Researchers have found that the widespread adoption of cool roofs can lower the temperature of an urban area up to 9 degrees, according to Matei Georgescu, a senior sustainability scientist at the Global Institute of Sustainability at Arizona State University. Even on a smaller scale, under the right conditions, a cool roof can offer some relief from the heat.
“The air over the roof is now cooler,” said Georgescu. Painting just one roof, or a few, would likely have a limited impact, but in conjunction with other measures, it could add up, he said.

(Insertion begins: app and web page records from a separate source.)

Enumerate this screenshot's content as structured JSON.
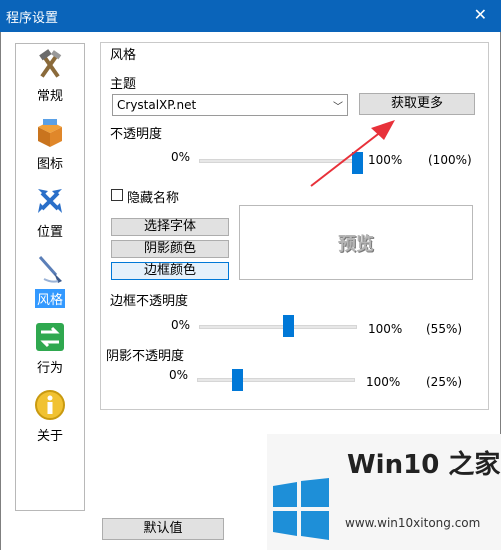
{
  "window": {
    "title": "程序设置",
    "close_glyph": "✕"
  },
  "sidebar": {
    "items": [
      {
        "label": "常规",
        "icon": "tools-icon"
      },
      {
        "label": "图标",
        "icon": "package-icon"
      },
      {
        "label": "位置",
        "icon": "move-arrows-icon"
      },
      {
        "label": "风格",
        "icon": "brush-icon",
        "active": true
      },
      {
        "label": "行为",
        "icon": "exchange-arrows-icon"
      },
      {
        "label": "关于",
        "icon": "info-icon"
      }
    ]
  },
  "style_panel": {
    "section_title": "风格",
    "theme_label": "主题",
    "theme_value": "CrystalXP.net",
    "get_more_button": "获取更多",
    "opacity_label": "不透明度",
    "opacity": {
      "min": "0%",
      "max": "100%",
      "value_text": "(100%)",
      "value": 1.0
    },
    "hide_name_label": "隐藏名称",
    "hide_name_checked": false,
    "buttons": {
      "select_font": "选择字体",
      "shadow_color": "阴影颜色",
      "border_color": "边框颜色"
    },
    "preview_text": "预览",
    "border_opacity_label": "边框不透明度",
    "border_opacity": {
      "min": "0%",
      "max": "100%",
      "value_text": "(55%)",
      "value": 0.55
    },
    "shadow_opacity_label": "阴影不透明度",
    "shadow_opacity": {
      "min": "0%",
      "max": "100%",
      "value_text": "(25%)",
      "value": 0.25
    }
  },
  "default_button": "默认值",
  "watermark": {
    "title": "Win10 之家",
    "domain": "www.win10xitong.com",
    "accent": "#1e8fd8"
  },
  "colors": {
    "titlebar": "#0a64ba",
    "accent": "#0078d7",
    "arrow": "#e8313a"
  }
}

On the same block in Chelsea, a private developer — the Seyon Group — has agreed to cede a vacant lot to the effort. That will be converted to green space, likely with misting stations and fountains for drinking and refilling bottles, and shady spots. One 2015 study found that misting stations almost immediately decreased the skin temperatures of people using them. And shade is something that this part of Chelsea is sorely lacking. Unlike cooling centers, these stations would provide cooling on the street where people live, rather than requiring that they go somewhere.
“When I first came to Chelsea 35 years ago there wasn’t as much construction, and there weren’t as many big condos,” said Amaya. “There was a lot more vegetation and a lot more trees. Even the air felt lighter.”
Greg Hughes, managing director of the Seyon Group, said a new building the group is planning for the block will also incorporate some changes — like a 10-foot setback from the sidewalk and landscaping plans that include lots of trees — that he hopes will mitigate some of the heat impacts there.
And the city is working on plans for reflective pavement — called cool streets — that will decrease how much heat gets absorbed. That could look like pavement murals or the use of lighter sidewalk materials like reinforced concrete that, like a white roof, will reflect heat back to the atmosphere, said Alexander Train, director of Chelsea’s Department of Housing and Community.
“My main hope is that through this project we’re able to prove that these measures can be done cost effectively and . . . that they’re actually efficacious and result in a reduction in temperatures so we can scale them and replicate them in other neighborhoods,” said Train.
A blend of funding from the Barr Foundation and the state’s Municipal Vulnerability Preparedness grant program has supported the work so far, but organizers said they will need more.
A health-specific part of this project launched last summer, when BU and GreenRoots began gathering health data from 22 participants in Chelsea to learn more about how they are affected by the heat. That work is continuing this summer and will be ongoing as the block is transformed, with the hope of being able to measure the impacts of the work they are doing, said Roseann Bongiovanni, executive director of GreenRoots.
The stakes are high.
What Amaya and her family have experienced during the heat wave is emblematic of the risks faced more broadly in Chelsea, where residents already suffer from higher rates of asthma, respiratory illness, and cardiovascular disease due to repeated exposure to air pollutants from Logan Airport, Route 1 and the industrial presence in the city, according to Train.
This year, for the first time ever, Chelsea has opened cooling centers, but those facilities are rarely used, even in areas with a lot of need. That’s why Bongiovanni and others on the project are hoping they can deliver cooling where residents are more likely to take advantage of it — on their street.
Amaya’s grandson is back home now, where he is resting as his oxygen levels are being monitored. But without relief from the heat, Amaya is left worrying about the next heat wave, and the one after that.